Vitreomacular Traction Syndrome (VMT)

Vitreomacular Traction Syndrome (VMT)
SYMPTOMS Central scotoma, Central vision loss, Metamorphopsia
May also be asymptomatic especially when vitreomacular traction is minimal
SIGNS Loss of a foveal reflex, Glistening translucent membrane visible over the macula, Distortion of the foveal surface, Intraretinal structure changes, Elevation of the sensory retina at the fovea, Tractional cystoid macular edema, Epiretinal membrane, Cotton ball sign (Occurs due to inward traction of the photoreceptors), Full thickness macular hole, Tractional macular schisis, Adhesion with traction that occurs within a 3000 micron radius of the fovea
Traction can be focal (less than or equal to 1500 microns in size) or broad (greater than 1500 microns in size)
WORK-UP Full eye exam with dilated retinal exam, OCT analysis of the macula (signs of vitreomacular traction syndrome are best seen with an OCT), Fluorescein Angiography, Fundus Autofluorescence, Fundus photos, Infrared retinal imaging, Watzke-Allen test, Macular photostress test, Amsler grid
TREATMENT Observation can be considered if patient is asymptomatic or has mild symptoms with minimal tractional macula changes that are stable but referral to a retinal specialist for early traction release should be strongly considered (Observation is no longer recommended as studies found continued loss of vision, persistent tractional cystoid macular edema, and infrequent posterior vitreous detachment completion)
Give take home Amsler grid in order to monitor for change
Treatment includes a Pars plana vitrectomy, ILM peel, Internal gas tamponade (typically the patient needs to lie face down for 14 hours a day for 7-10 days), and Internal ILM flap
FOLLOW-UP If observing vitreomacular traction syndrome, patient should be seen back in 3-4 months
If macula is stable following treatment by retinal specialist, patient should be seen back in 6-12 months
ETIOLOGY Occurs due to a combination of posterior vitreous degeneration and firm attachment to the foveola and margins of the fovea.
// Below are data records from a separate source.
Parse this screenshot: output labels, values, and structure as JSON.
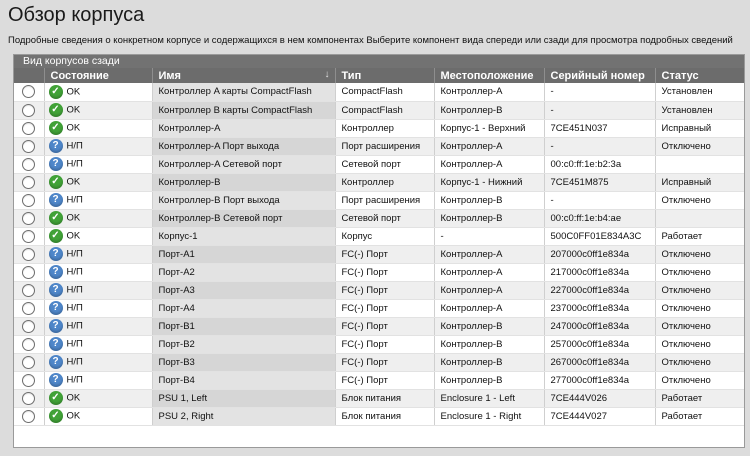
{
  "page": {
    "title": "Обзор корпуса",
    "description": "Подробные сведения о конкретном корпусе и содержащихся в нем компонентах Выберите компонент вида спереди или сзади для просмотра подробных сведений"
  },
  "panel": {
    "title": "Вид корпусов сзади"
  },
  "columns": {
    "state": "Состояние",
    "name": "Имя",
    "type": "Тип",
    "location": "Местоположение",
    "serial": "Серийный номер",
    "status": "Статус"
  },
  "colors": {
    "ok": "#41a237",
    "na": "#4e86c9",
    "header": "#6c6c6c"
  },
  "rows": [
    {
      "state": "OK",
      "icon": "ok",
      "name": "Контроллер A карты CompactFlash",
      "type": "CompactFlash",
      "location": "Контроллер-A",
      "serial": "-",
      "status": "Установлен"
    },
    {
      "state": "OK",
      "icon": "ok",
      "name": "Контроллер B карты CompactFlash",
      "type": "CompactFlash",
      "location": "Контроллер-B",
      "serial": "-",
      "status": "Установлен"
    },
    {
      "state": "OK",
      "icon": "ok",
      "name": "Контроллер-A",
      "type": "Контроллер",
      "location": "Корпус-1 - Верхний",
      "serial": "7CE451N037",
      "status": "Исправный"
    },
    {
      "state": "Н/П",
      "icon": "na",
      "name": "Контроллер-A Порт выхода",
      "type": "Порт расширения",
      "location": "Контроллер-A",
      "serial": "-",
      "status": "Отключено"
    },
    {
      "state": "Н/П",
      "icon": "na",
      "name": "Контроллер-A Сетевой порт",
      "type": "Сетевой порт",
      "location": "Контроллер-A",
      "serial": "00:c0:ff:1e:b2:3a",
      "status": ""
    },
    {
      "state": "OK",
      "icon": "ok",
      "name": "Контроллер-B",
      "type": "Контроллер",
      "location": "Корпус-1 - Нижний",
      "serial": "7CE451M875",
      "status": "Исправный"
    },
    {
      "state": "Н/П",
      "icon": "na",
      "name": "Контроллер-B Порт выхода",
      "type": "Порт расширения",
      "location": "Контроллер-B",
      "serial": "-",
      "status": "Отключено"
    },
    {
      "state": "OK",
      "icon": "ok",
      "name": "Контроллер-B Сетевой порт",
      "type": "Сетевой порт",
      "location": "Контроллер-B",
      "serial": "00:c0:ff:1e:b4:ae",
      "status": ""
    },
    {
      "state": "OK",
      "icon": "ok",
      "name": "Корпус-1",
      "type": "Корпус",
      "location": "-",
      "serial": "500C0FF01E834A3C",
      "status": "Работает"
    },
    {
      "state": "Н/П",
      "icon": "na",
      "name": "Порт-A1",
      "type": "FC(-) Порт",
      "location": "Контроллер-A",
      "serial": "207000c0ff1e834a",
      "status": "Отключено"
    },
    {
      "state": "Н/П",
      "icon": "na",
      "name": "Порт-A2",
      "type": "FC(-) Порт",
      "location": "Контроллер-A",
      "serial": "217000c0ff1e834a",
      "status": "Отключено"
    },
    {
      "state": "Н/П",
      "icon": "na",
      "name": "Порт-A3",
      "type": "FC(-) Порт",
      "location": "Контроллер-A",
      "serial": "227000c0ff1e834a",
      "status": "Отключено"
    },
    {
      "state": "Н/П",
      "icon": "na",
      "name": "Порт-A4",
      "type": "FC(-) Порт",
      "location": "Контроллер-A",
      "serial": "237000c0ff1e834a",
      "status": "Отключено"
    },
    {
      "state": "Н/П",
      "icon": "na",
      "name": "Порт-B1",
      "type": "FC(-) Порт",
      "location": "Контроллер-B",
      "serial": "247000c0ff1e834a",
      "status": "Отключено"
    },
    {
      "state": "Н/П",
      "icon": "na",
      "name": "Порт-B2",
      "type": "FC(-) Порт",
      "location": "Контроллер-B",
      "serial": "257000c0ff1e834a",
      "status": "Отключено"
    },
    {
      "state": "Н/П",
      "icon": "na",
      "name": "Порт-B3",
      "type": "FC(-) Порт",
      "location": "Контроллер-B",
      "serial": "267000c0ff1e834a",
      "status": "Отключено"
    },
    {
      "state": "Н/П",
      "icon": "na",
      "name": "Порт-B4",
      "type": "FC(-) Порт",
      "location": "Контроллер-B",
      "serial": "277000c0ff1e834a",
      "status": "Отключено"
    },
    {
      "state": "OK",
      "icon": "ok",
      "name": "PSU 1, Left",
      "type": "Блок питания",
      "location": "Enclosure 1 - Left",
      "serial": "7CE444V026",
      "status": "Работает"
    },
    {
      "state": "OK",
      "icon": "ok",
      "name": "PSU 2, Right",
      "type": "Блок питания",
      "location": "Enclosure 1 - Right",
      "serial": "7CE444V027",
      "status": "Работает"
    }
  ]
}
When the vitreous pulls away from the majority of the posterior pole/macula but stays attached to the margins of the fovea and foveola, there is anterior traction that is dynamic due to the elastic properties of the vitreous
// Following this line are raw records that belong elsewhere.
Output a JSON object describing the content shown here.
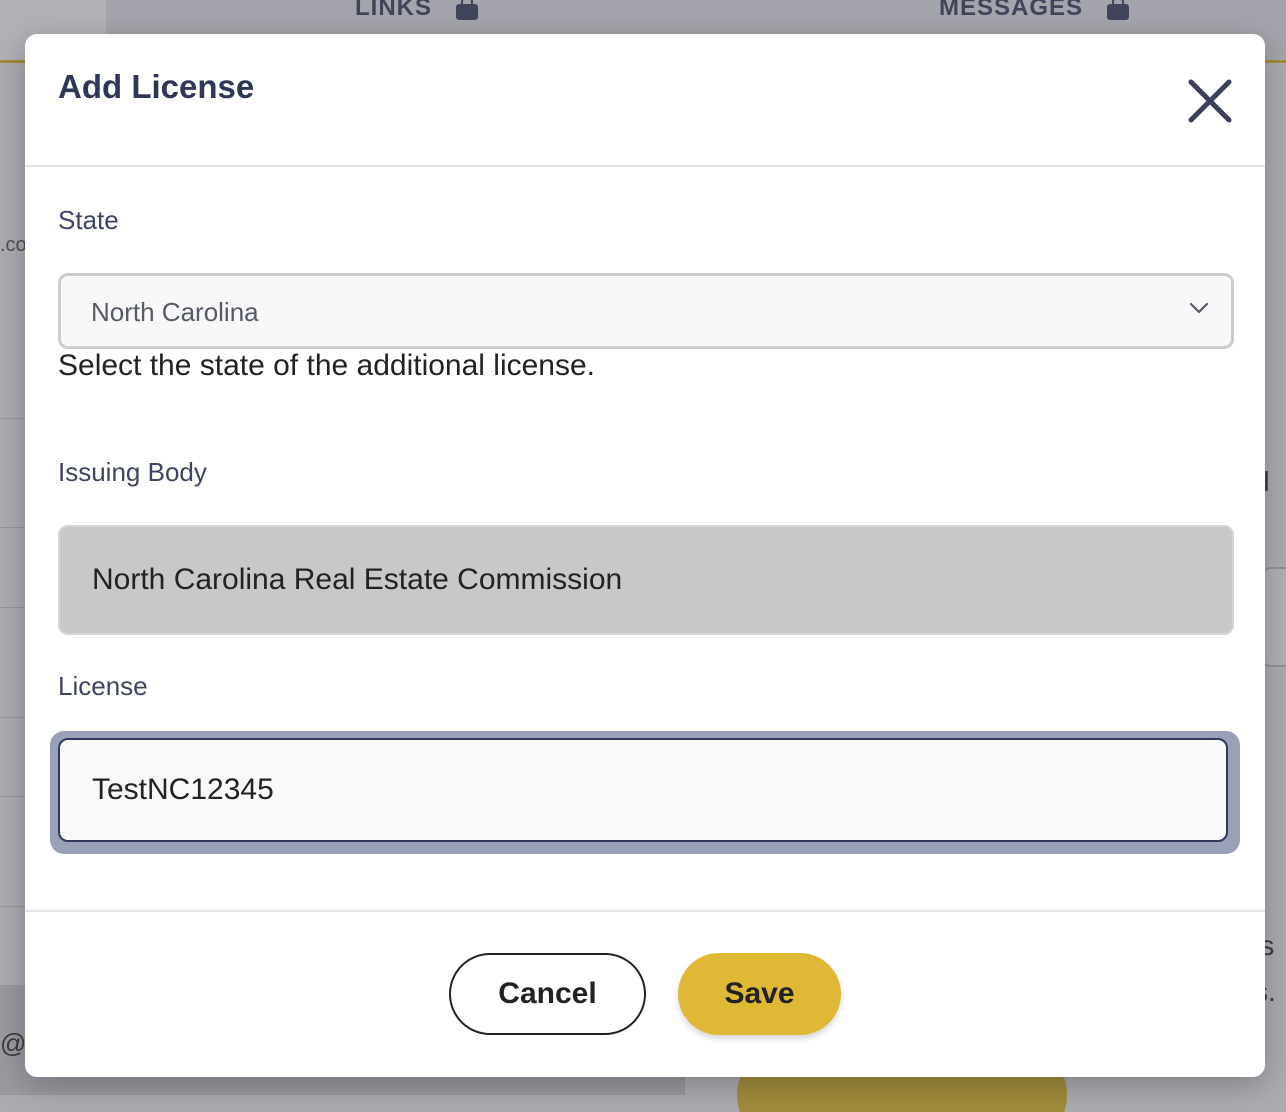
{
  "background": {
    "tabs": [
      {
        "label": "LINKS"
      },
      {
        "label": "MESSAGES"
      }
    ],
    "left_fragment": ".co",
    "right_fragments": [
      "d",
      "is",
      "s."
    ],
    "bottom_left_fragment": "@s"
  },
  "modal": {
    "title": "Add License",
    "close_icon": "close-icon",
    "state": {
      "label": "State",
      "selected": "North Carolina",
      "help": "Select the state of the additional license."
    },
    "issuing_body": {
      "label": "Issuing Body",
      "value": "North Carolina Real Estate Commission"
    },
    "license": {
      "label": "License",
      "value": "TestNC12345"
    },
    "buttons": {
      "cancel": "Cancel",
      "save": "Save"
    }
  },
  "colors": {
    "accent": "#dfb935",
    "title": "#2e3758",
    "focus_ring": "#9aa0b8"
  }
}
DIFFERENTIAL DX Vitreomacular adhesion, Epiretinal membrane, Fibrovascular proliferation
NOTES Focal vitreomacular traction is more likely to lead to full thickness macular holes than broad vitreomacular traction
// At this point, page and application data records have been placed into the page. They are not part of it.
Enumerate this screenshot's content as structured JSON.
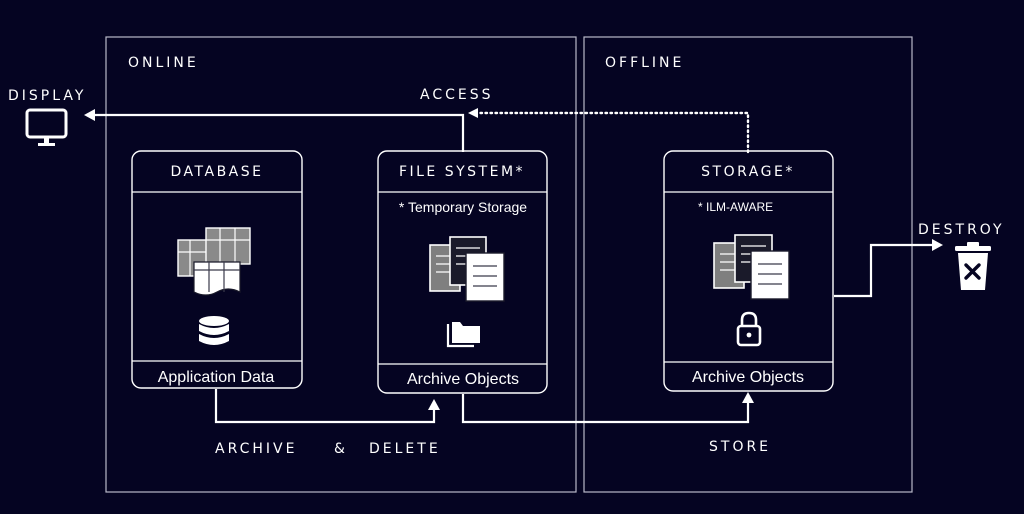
{
  "regions": {
    "online": "ONLINE",
    "offline": "OFFLINE"
  },
  "endpoints": {
    "display": "DISPLAY",
    "destroy": "DESTROY"
  },
  "flows": {
    "access": "ACCESS",
    "archive_and_delete": {
      "word1": "ARCHIVE",
      "amp": "&",
      "word2": "DELETE"
    },
    "store": "STORE"
  },
  "cards": {
    "database": {
      "title": "DATABASE",
      "footer": "Application Data",
      "icons": [
        "spreadsheet-stack-icon",
        "database-icon"
      ]
    },
    "file_system": {
      "title": "FILE SYSTEM*",
      "note": "* Temporary Storage",
      "footer": "Archive Objects",
      "icons": [
        "documents-icon",
        "folder-icon"
      ]
    },
    "storage": {
      "title": "STORAGE*",
      "note": "* ILM-AWARE",
      "footer": "Archive Objects",
      "icons": [
        "documents-icon",
        "lock-icon"
      ]
    }
  },
  "icons": {
    "display": "monitor-icon",
    "destroy": "trash-can-icon"
  },
  "colors": {
    "background": "#050422",
    "foreground": "#ffffff",
    "region_border": "#b9b9c8"
  }
}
The presence of an epiretinal membrane exacerbates vitreomacular traction syndrome
Vitreomacular adhesion (VMA): Adhesion within a 3000 micron radius of the fovea with no change in foveal contour. Patients are asymptomatic
Vitreomacular Traction Syndrome (VMT): OCT of the macula demonstrating vitreomacular traction syndrome with an associated full thickness macular hole